───── RECORDS PROVIDED ─────

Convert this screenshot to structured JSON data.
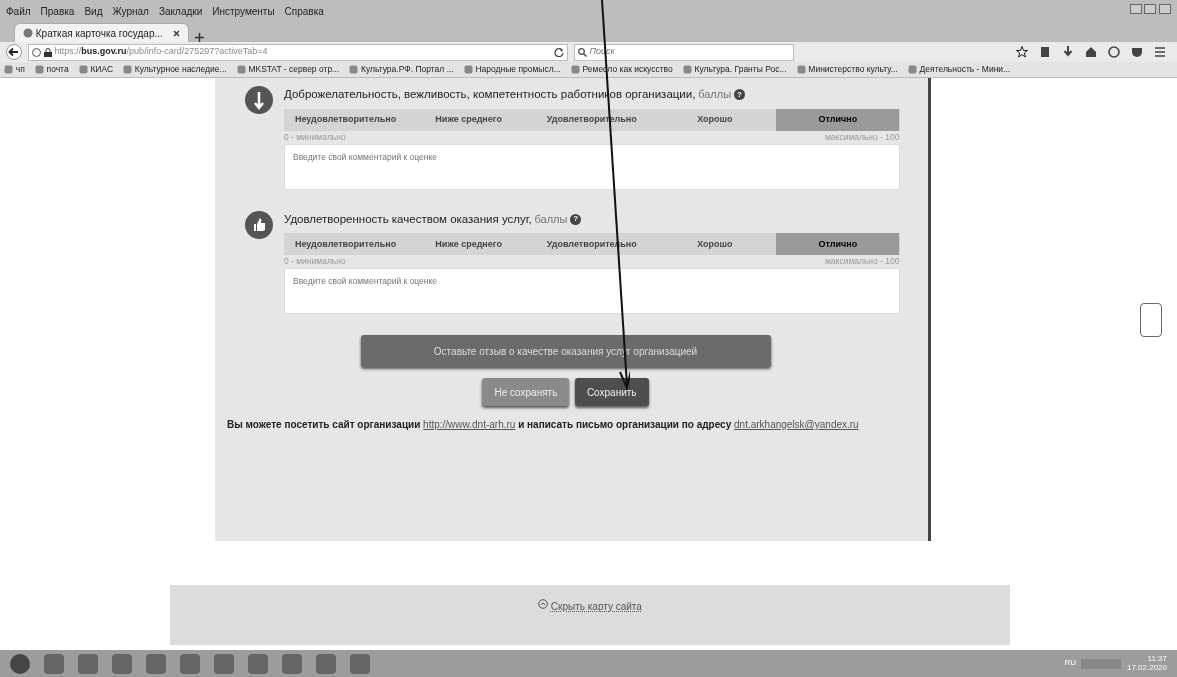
{
  "menu": [
    "Файл",
    "Правка",
    "Вид",
    "Журнал",
    "Закладки",
    "Инструменты",
    "Справка"
  ],
  "tabs": [
    {
      "title": "Краткая карточка государ...",
      "selected": true
    }
  ],
  "address": {
    "url_host": "bus.gov.ru",
    "url_prefix": "https://",
    "url_path": "/pub/info-card/275297?activeTab=4",
    "search_placeholder": "Поиск"
  },
  "bookmarks": [
    "чп",
    "почта",
    "КИАС",
    "Культурное наследие...",
    "MKSTAT - сервер отр...",
    "Культура.РФ. Портал ...",
    "Народные промысл...",
    "Ремесло как искусство",
    "Культура. Гранты Рос...",
    "Министерство культу...",
    "Деятельность - Мини..."
  ],
  "ratings": [
    {
      "title": "Доброжелательность, вежливость, компетентность работников организации,",
      "unit": "баллы",
      "help": "?",
      "min_label": "0 - минимально",
      "max_label": "максимально - 100",
      "comment_placeholder": "Введите свой комментарий к оценке",
      "options": [
        {
          "label": "Неудовлетворительно",
          "selected": false
        },
        {
          "label": "Ниже среднего",
          "selected": false
        },
        {
          "label": "Удовлетворительно",
          "selected": false
        },
        {
          "label": "Хорошо",
          "selected": false
        },
        {
          "label": "Отлично",
          "selected": true
        }
      ]
    },
    {
      "title": "Удовлетворенность качеством оказания услуг,",
      "unit": "баллы",
      "help": "?",
      "min_label": "0 - минимально",
      "max_label": "максимально - 100",
      "comment_placeholder": "Введите свой комментарий к оценке",
      "options": [
        {
          "label": "Неудовлетворительно",
          "selected": false
        },
        {
          "label": "Ниже среднего",
          "selected": false
        },
        {
          "label": "Удовлетворительно",
          "selected": false
        },
        {
          "label": "Хорошо",
          "selected": false
        },
        {
          "label": "Отлично",
          "selected": true
        }
      ]
    }
  ],
  "feedback_button": "Оставьте отзыв о качестве оказания услуг организацией",
  "buttons": [
    {
      "label": "Не сохранять",
      "kind": "cancel"
    },
    {
      "label": "Сохранить",
      "kind": "save"
    }
  ],
  "contact": {
    "text_1": "Вы можете посетить сайт организации",
    "link_1": "http://www.dnt-arh.ru",
    "text_2": "и написать письмо организации по адресу",
    "link_2": "dnt.arkhangelsk@yandex.ru"
  },
  "footer_link": "Скрыть карту сайта",
  "taskbar": {
    "lang": "RU",
    "time": "11:37",
    "date": "17.02.2020"
  }
}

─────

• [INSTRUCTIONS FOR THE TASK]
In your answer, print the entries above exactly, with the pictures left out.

• [SOLUTION TO THIS TASK]
Convert this screenshot to structured JSON data.
{
  "menu": [
    "Файл",
    "Правка",
    "Вид",
    "Журнал",
    "Закладки",
    "Инструменты",
    "Справка"
  ],
  "tabs": [
    {
      "title": "Краткая карточка государ...",
      "selected": true
    }
  ],
  "address": {
    "url_host": "bus.gov.ru",
    "url_prefix": "https://",
    "url_path": "/pub/info-card/275297?activeTab=4",
    "search_placeholder": "Поиск"
  },
  "bookmarks": [
    "чп",
    "почта",
    "КИАС",
    "Культурное наследие...",
    "MKSTAT - сервер отр...",
    "Культура.РФ. Портал ...",
    "Народные промысл...",
    "Ремесло как искусство",
    "Культура. Гранты Рос...",
    "Министерство культу...",
    "Деятельность - Мини..."
  ],
  "ratings": [
    {
      "title": "Доброжелательность, вежливость, компетентность работников организации,",
      "unit": "баллы",
      "help": "?",
      "min_label": "0 - минимально",
      "max_label": "максимально - 100",
      "comment_placeholder": "Введите свой комментарий к оценке",
      "options": [
        {
          "label": "Неудовлетворительно",
          "selected": false
        },
        {
          "label": "Ниже среднего",
          "selected": false
        },
        {
          "label": "Удовлетворительно",
          "selected": false
        },
        {
          "label": "Хорошо",
          "selected": false
        },
        {
          "label": "Отлично",
          "selected": true
        }
      ]
    },
    {
      "title": "Удовлетворенность качеством оказания услуг,",
      "unit": "баллы",
      "help": "?",
      "min_label": "0 - минимально",
      "max_label": "максимально - 100",
      "comment_placeholder": "Введите свой комментарий к оценке",
      "options": [
        {
          "label": "Неудовлетворительно",
          "selected": false
        },
        {
          "label": "Ниже среднего",
          "selected": false
        },
        {
          "label": "Удовлетворительно",
          "selected": false
        },
        {
          "label": "Хорошо",
          "selected": false
        },
        {
          "label": "Отлично",
          "selected": true
        }
      ]
    }
  ],
  "feedback_button": "Оставьте отзыв о качестве оказания услуг организацией",
  "buttons": [
    {
      "label": "Не сохранять",
      "kind": "cancel"
    },
    {
      "label": "Сохранить",
      "kind": "save"
    }
  ],
  "contact": {
    "text_1": "Вы можете посетить сайт организации",
    "link_1": "http://www.dnt-arh.ru",
    "text_2": "и написать письмо организации по адресу",
    "link_2": "dnt.arkhangelsk@yandex.ru"
  },
  "footer_link": "Скрыть карту сайта",
  "taskbar": {
    "lang": "RU",
    "time": "11:37",
    "date": "17.02.2020"
  }
}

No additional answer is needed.